When is Currency Not Currency in Excel?
In Excel, currency is not just limited to monetary values. There are instances where Excel recognizes a format as currency, even though it is not actually currency. Here are some examples:
What are some non-monetary values that Excel recognizes as currency?
Excel recognizes cell formats that represent weights, lengths, and quantities as currency. For example, if a cell is formatted as “$#,##0.00/lb”, Excel will recognize “lb” as a unit of measure rather than a currency symbol.
How can I change the currency symbol in Excel?
To change the currency symbol in Excel, you can go to the “Number” tab of the “Format Cells” dialog box. Under the “Currency” category, select the desired currency symbol from the “Symbol” drop-down list.
Why is my currency format not working in Excel?
If your currency format is not working in Excel, it is possible that the cell is not formatted as a currency type. You can change the cell format by selecting the cells you want to format, right-clicking, selecting “Format Cells”, and then choosing “Currency” from the “Number” tab.

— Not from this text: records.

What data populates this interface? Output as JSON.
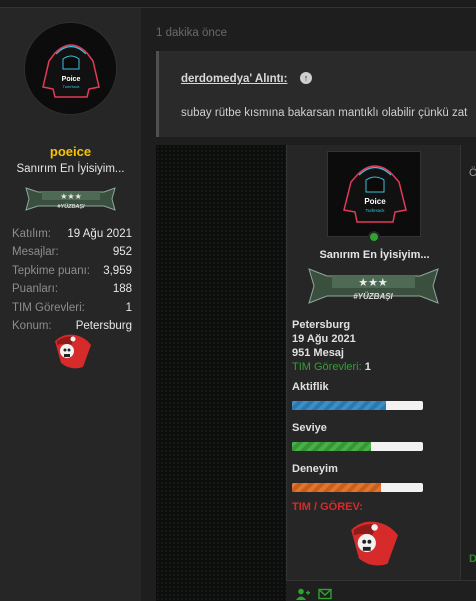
{
  "sidebar": {
    "username": "poeice",
    "user_title": "Sanırım En İyisiyim...",
    "rank_label": "#YÜZBAŞI",
    "stats": [
      {
        "label": "Katılım:",
        "value": "19 Ağu 2021"
      },
      {
        "label": "Mesajlar:",
        "value": "952"
      },
      {
        "label": "Tepkime puanı:",
        "value": "3,959"
      },
      {
        "label": "Puanları:",
        "value": "188"
      },
      {
        "label": "TIM Görevleri:",
        "value": "1"
      },
      {
        "label": "Konum:",
        "value": "Petersburg"
      }
    ]
  },
  "post": {
    "time": "1 dakika önce",
    "quote_author": "derdomedya' Alıntı:",
    "quote_text": "subay rütbe kısmına bakarsan mantıklı olabilir çünkü zat"
  },
  "embed": {
    "right_text": "Ö",
    "right_bottom": "D",
    "user_title": "Sanırım En İyisiyim...",
    "rank_label": "#YÜZBAŞI",
    "location": "Petersburg",
    "joined": "19 Ağu 2021",
    "messages": "951 Mesaj",
    "tim_label": "TIM Görevleri:",
    "tim_value": "1",
    "bars": [
      {
        "name": "Aktiflik",
        "fill": 0.72,
        "color": "blue"
      },
      {
        "name": "Seviye",
        "fill": 0.6,
        "color": "green"
      },
      {
        "name": "Deneyim",
        "fill": 0.68,
        "color": "orange"
      }
    ],
    "gorev_title": "TIM / GÖREV:"
  },
  "colors": {
    "username": "#f5c400",
    "online": "#2fa52f",
    "gorev": "#d72b2b",
    "tim": "#2ea32e"
  }
}
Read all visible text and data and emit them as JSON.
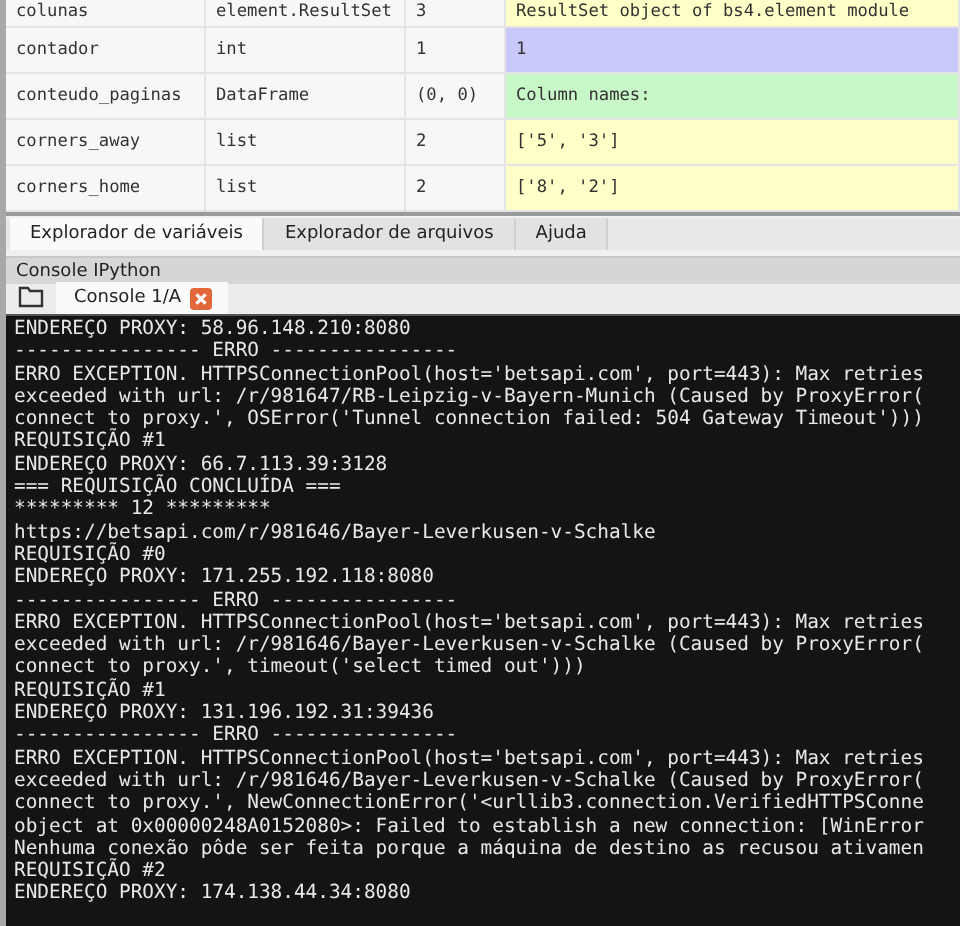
{
  "variables": [
    {
      "name": "colunas",
      "type": "element.ResultSet",
      "size": "3",
      "value": "ResultSet object of bs4.element module",
      "color": "#ffffc8"
    },
    {
      "name": "contador",
      "type": "int",
      "size": "1",
      "value": "1",
      "color": "#c8c8fa"
    },
    {
      "name": "conteudo_paginas",
      "type": "DataFrame",
      "size": "(0, 0)",
      "value": "Column names:",
      "color": "#c8f8c8"
    },
    {
      "name": "corners_away",
      "type": "list",
      "size": "2",
      "value": "['5', '3']",
      "color": "#ffffc8"
    },
    {
      "name": "corners_home",
      "type": "list",
      "size": "2",
      "value": "['8', '2']",
      "color": "#ffffc8"
    }
  ],
  "tabs": [
    {
      "label": "Explorador de variáveis",
      "selected": true
    },
    {
      "label": "Explorador de arquivos",
      "selected": false
    },
    {
      "label": "Ajuda",
      "selected": false
    }
  ],
  "console_pane": {
    "title": "Console IPython",
    "tab": "Console 1/A"
  },
  "console_lines": [
    "ENDEREÇO PROXY: 58.96.148.210:8080",
    "---------------- ERRO ----------------",
    "ERRO EXCEPTION. HTTPSConnectionPool(host='betsapi.com', port=443): Max retries",
    "exceeded with url: /r/981647/RB-Leipzig-v-Bayern-Munich (Caused by ProxyError(",
    "connect to proxy.', OSError('Tunnel connection failed: 504 Gateway Timeout')))",
    "REQUISIÇÃO #1",
    "ENDEREÇO PROXY: 66.7.113.39:3128",
    "=== REQUISIÇÃO CONCLUÍDA ===",
    "********* 12 *********",
    "https://betsapi.com/r/981646/Bayer-Leverkusen-v-Schalke",
    "REQUISIÇÃO #0",
    "ENDEREÇO PROXY: 171.255.192.118:8080",
    "---------------- ERRO ----------------",
    "ERRO EXCEPTION. HTTPSConnectionPool(host='betsapi.com', port=443): Max retries",
    "exceeded with url: /r/981646/Bayer-Leverkusen-v-Schalke (Caused by ProxyError(",
    "connect to proxy.', timeout('select timed out')))",
    "REQUISIÇÃO #1",
    "ENDEREÇO PROXY: 131.196.192.31:39436",
    "---------------- ERRO ----------------",
    "ERRO EXCEPTION. HTTPSConnectionPool(host='betsapi.com', port=443): Max retries",
    "exceeded with url: /r/981646/Bayer-Leverkusen-v-Schalke (Caused by ProxyError(",
    "connect to proxy.', NewConnectionError('<urllib3.connection.VerifiedHTTPSConne",
    "object at 0x00000248A0152080>: Failed to establish a new connection: [WinError",
    "Nenhuma conexão pôde ser feita porque a máquina de destino as recusou ativamen",
    "REQUISIÇÃO #2",
    "ENDEREÇO PROXY: 174.138.44.34:8080"
  ]
}
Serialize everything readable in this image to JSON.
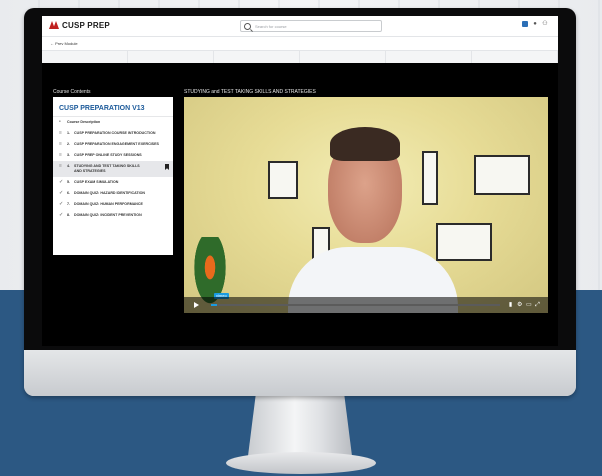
{
  "brand": {
    "name": "CUSP PREP",
    "accent": "#c0201f"
  },
  "search": {
    "placeholder": "Search for course"
  },
  "header_icons": [
    "notebook-icon",
    "user-icon",
    "users-icon"
  ],
  "breadcrumb": {
    "prev_module": "← Prev Module"
  },
  "course_contents_label": "Course Contents",
  "lesson_title": "STUDYING and TEST TAKING SKILLS AND STRATEGIES",
  "sidebar": {
    "title": "CUSP PREPARATION V13",
    "items": [
      {
        "icon": "dot-icon",
        "num": "",
        "label": "Course Description",
        "active": false
      },
      {
        "icon": "list-icon",
        "num": "1.",
        "label": "CUSP PREPARATION COURSE INTRODUCTION",
        "active": false
      },
      {
        "icon": "list-icon",
        "num": "2.",
        "label": "CUSP PREPARATION ENGAGEMENT EXERCISES",
        "active": false
      },
      {
        "icon": "list-icon",
        "num": "3.",
        "label": "CUSP PREP ONLINE STUDY SESSIONS",
        "active": false
      },
      {
        "icon": "list-icon",
        "num": "4.",
        "label": "STUDYING AND TEST TAKING SKILLS AND STRATEGIES",
        "active": true
      },
      {
        "icon": "check-icon",
        "num": "5.",
        "label": "CUSP EXAM SIMULATION",
        "active": false
      },
      {
        "icon": "check-icon",
        "num": "6.",
        "label": "DOMAIN QUIZ: HAZARD IDENTIFICATION",
        "active": false
      },
      {
        "icon": "check-icon",
        "num": "7.",
        "label": "DOMAIN QUIZ: HUMAN PERFORMANCE",
        "active": false
      },
      {
        "icon": "check-icon",
        "num": "8.",
        "label": "DOMAIN QUIZ: INCIDENT PREVENTION",
        "active": false
      }
    ]
  },
  "video": {
    "badge": "vimeo",
    "progress": 0.02,
    "accent": "#1a9be0"
  },
  "colors": {
    "backdrop_blue": "#2c5883",
    "sidebar_title": "#1c5a9a"
  }
}
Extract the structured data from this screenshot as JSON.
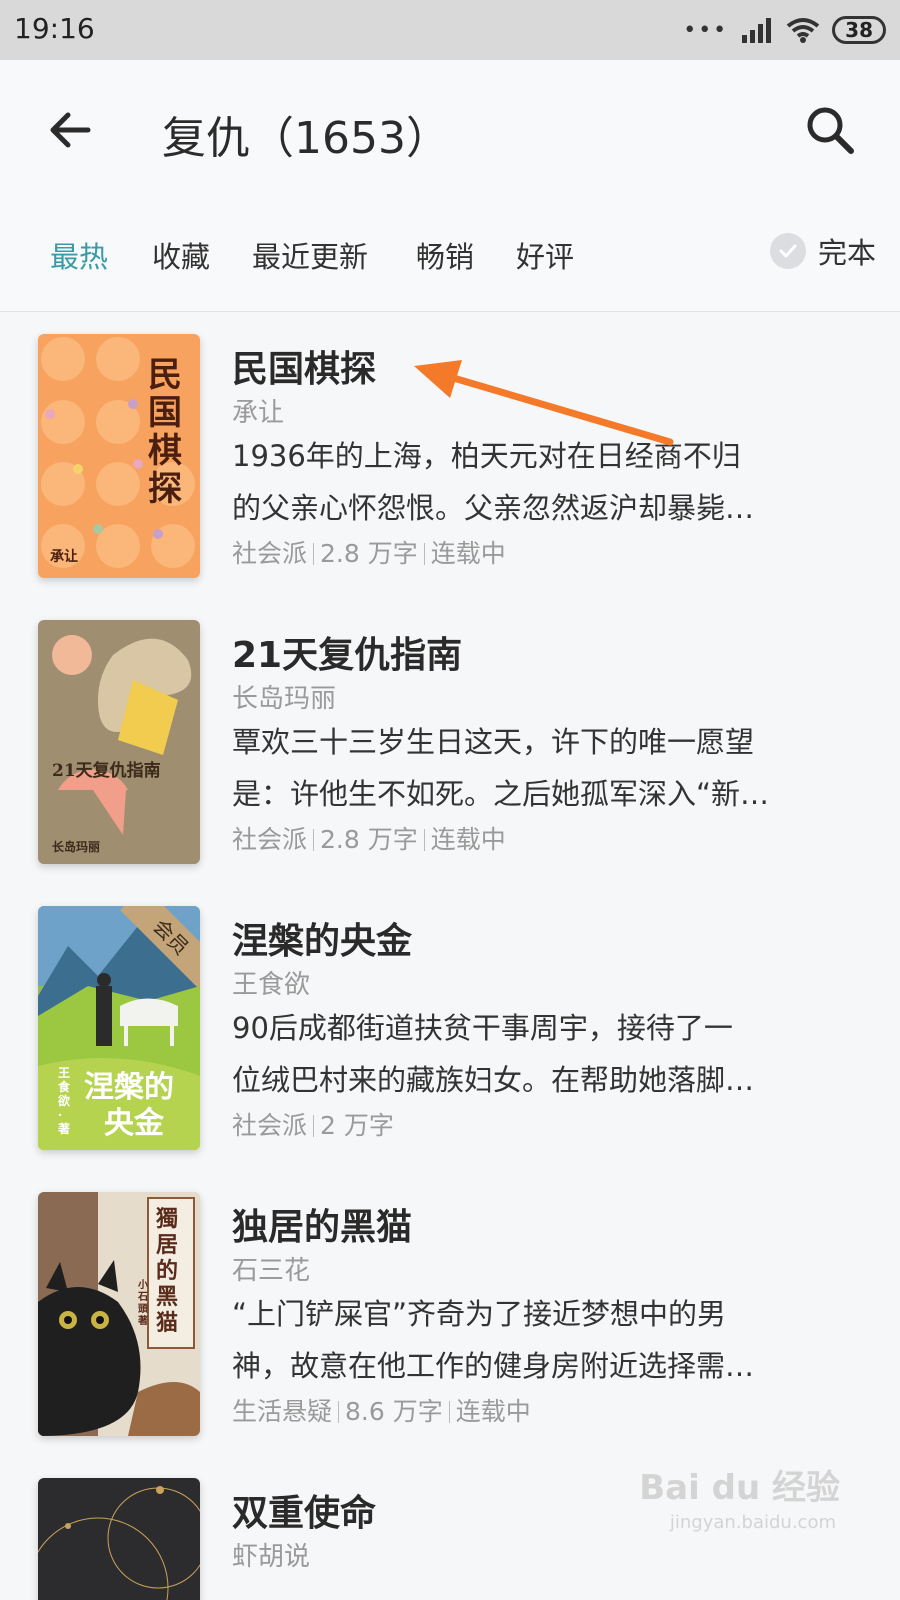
{
  "status_bar": {
    "time": "19:16",
    "battery": "38",
    "signal_icon": "signal-icon",
    "wifi_icon": "wifi-icon"
  },
  "header": {
    "title": "复仇（1653）",
    "back_icon": "back-arrow-icon",
    "search_icon": "search-icon"
  },
  "filters": {
    "tabs": [
      {
        "label": "最热",
        "active": true
      },
      {
        "label": "收藏",
        "active": false
      },
      {
        "label": "最近更新",
        "active": false
      },
      {
        "label": "畅销",
        "active": false
      },
      {
        "label": "好评",
        "active": false
      }
    ],
    "complete_label": "完本",
    "accent_color": "#3a9aa8"
  },
  "books": [
    {
      "title": "民国棋探",
      "author": "承让",
      "desc_line1": "1936年的上海，柏天元对在日经商不归",
      "desc_line2": "的父亲心怀怨恨。父亲忽然返沪却暴毙…",
      "genre": "社会派",
      "words": "2.8 万字",
      "status": "连载中",
      "cover_title": "民国棋探",
      "cover_author": "承让"
    },
    {
      "title": "21天复仇指南",
      "author": "长岛玛丽",
      "desc_line1": "覃欢三十三岁生日这天，许下的唯一愿望",
      "desc_line2": "是：许他生不如死。之后她孤军深入“新…",
      "genre": "社会派",
      "words": "2.8 万字",
      "status": "连载中",
      "cover_title": "21天复仇指南",
      "cover_author": "长岛玛丽"
    },
    {
      "title": "涅槃的央金",
      "author": "王食欲",
      "desc_line1": "90后成都街道扶贫干事周宇，接待了一",
      "desc_line2": "位绒巴村来的藏族妇女。在帮助她落脚…",
      "genre": "社会派",
      "words": "2 万字",
      "status": "",
      "cover_title_1": "涅槃的",
      "cover_title_2": "央金",
      "cover_author": "王食欲·著",
      "badge": "会员"
    },
    {
      "title": "独居的黑猫",
      "author": "石三花",
      "desc_line1": "“上门铲屎官”齐奇为了接近梦想中的男",
      "desc_line2": "神，故意在他工作的健身房附近选择需…",
      "genre": "生活悬疑",
      "words": "8.6 万字",
      "status": "连载中",
      "cover_title": "獨居的黑猫",
      "cover_author": "小石頭著"
    },
    {
      "title": "双重使命",
      "author": "虾胡说"
    }
  ],
  "watermark": {
    "text": "Bai du 经验",
    "sub": "jingyan.baidu.com"
  }
}
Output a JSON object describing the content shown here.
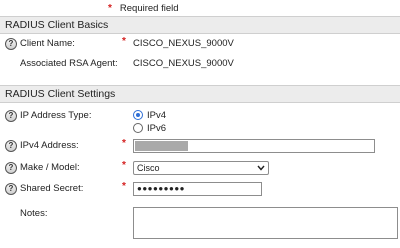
{
  "required_legend": {
    "marker": "*",
    "text": "Required field"
  },
  "sections": {
    "basics": {
      "title": "RADIUS Client Basics"
    },
    "settings": {
      "title": "RADIUS Client Settings"
    }
  },
  "basics": {
    "client_name": {
      "label": "Client Name:",
      "value": "CISCO_NEXUS_9000V",
      "required": true
    },
    "rsa_agent": {
      "label": "Associated RSA Agent:",
      "value": "CISCO_NEXUS_9000V"
    }
  },
  "settings": {
    "ip_type": {
      "label": "IP Address Type:",
      "options": [
        "IPv4",
        "IPv6"
      ],
      "selected": "IPv4"
    },
    "ipv4": {
      "label": "IPv4 Address:",
      "value": ""
    },
    "make_model": {
      "label": "Make / Model:",
      "value": "Cisco"
    },
    "secret": {
      "label": "Shared Secret:",
      "value": "●●●●●●●●●"
    },
    "notes": {
      "label": "Notes:",
      "value": ""
    }
  },
  "help_icon_glyph": "?"
}
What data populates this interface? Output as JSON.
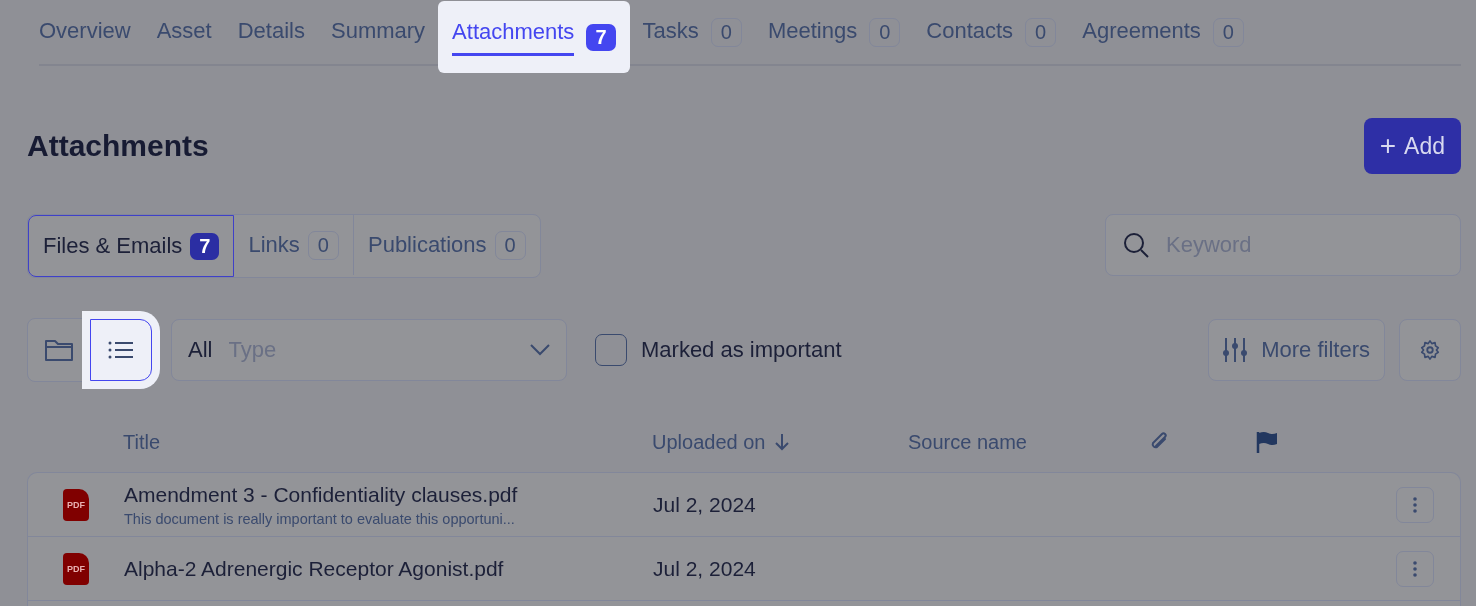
{
  "tabs": [
    {
      "label": "Overview",
      "selected": false
    },
    {
      "label": "Asset",
      "selected": false
    },
    {
      "label": "Details",
      "selected": false
    },
    {
      "label": "Summary",
      "selected": false
    },
    {
      "label": "Attachments",
      "count": "7",
      "selected": true
    },
    {
      "label": "Tasks",
      "count": "0",
      "selected": false
    },
    {
      "label": "Meetings",
      "count": "0",
      "selected": false
    },
    {
      "label": "Contacts",
      "count": "0",
      "selected": false
    },
    {
      "label": "Agreements",
      "count": "0",
      "selected": false
    }
  ],
  "heading": "Attachments",
  "add_button": {
    "icon": "+",
    "label": "Add"
  },
  "segments": [
    {
      "label": "Files & Emails",
      "count": "7",
      "selected": true
    },
    {
      "label": "Links",
      "count": "0",
      "selected": false
    },
    {
      "label": "Publications",
      "count": "0",
      "selected": false
    }
  ],
  "search": {
    "placeholder": "Keyword"
  },
  "view_modes": [
    {
      "kind": "folder",
      "selected": false
    },
    {
      "kind": "list",
      "selected": true
    }
  ],
  "type_filter": {
    "value": "All",
    "placeholder": "Type"
  },
  "important_filter": {
    "label": "Marked as important",
    "checked": false
  },
  "more_filters": {
    "label": "More filters"
  },
  "table": {
    "columns": [
      {
        "kind": "text",
        "label": "Title"
      },
      {
        "kind": "sorted",
        "label": "Uploaded on"
      },
      {
        "kind": "text",
        "label": "Source name"
      },
      {
        "kind": "clip"
      },
      {
        "kind": "flag"
      }
    ],
    "rows": [
      {
        "file_type": "PDF",
        "title": "Amendment 3 - Confidentiality clauses.pdf",
        "note": "This document is really important to evaluate this opportuni...",
        "uploaded": "Jul 2, 2024"
      },
      {
        "file_type": "PDF",
        "title": "Alpha-2 Adrenergic Receptor Agonist.pdf",
        "uploaded": "Jul 2, 2024"
      }
    ]
  }
}
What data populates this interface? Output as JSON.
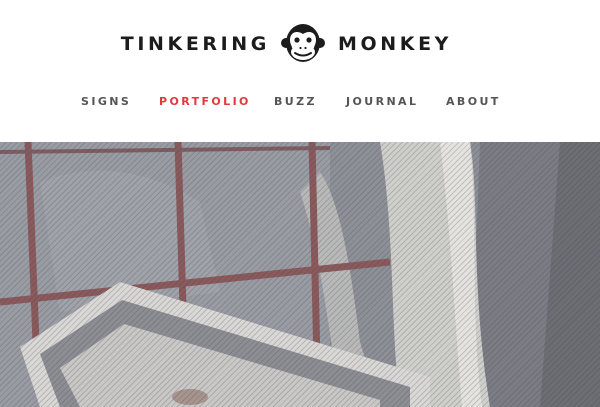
{
  "brand": {
    "name_left": "TINKERING",
    "name_right": "MONKEY",
    "logo_icon": "monkey-face-icon"
  },
  "nav": {
    "items": [
      {
        "label": "SIGNS",
        "active": false
      },
      {
        "label": "PORTFOLIO",
        "active": true
      },
      {
        "label": "BUZZ",
        "active": false
      },
      {
        "label": "JOURNAL",
        "active": false
      },
      {
        "label": "ABOUT",
        "active": false
      }
    ]
  },
  "hero": {
    "overlay": "diagonal-stripes",
    "colors": {
      "overlay": "#8f8f94",
      "window_frame": "#8a5a5c",
      "accent_nav": "#e0393e"
    }
  }
}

Can I use custom currency symbols in Excel?
Yes, you can use custom currency symbols in Excel. To do this, go to the “Number” tab of the “Format Cells” dialog box. Under the “Currency” category, select “Custom” from the “Category” list, and then type your custom currency symbol in the “Symbol” box.
How can I add decimals to my currency values in Excel?
To add decimals to your currency values in Excel, you can change the number of decimal places in the “Decimal Places” field of the “Number” tab of the “Format Cells” dialog box. This will apply to all currency values in the selected cells.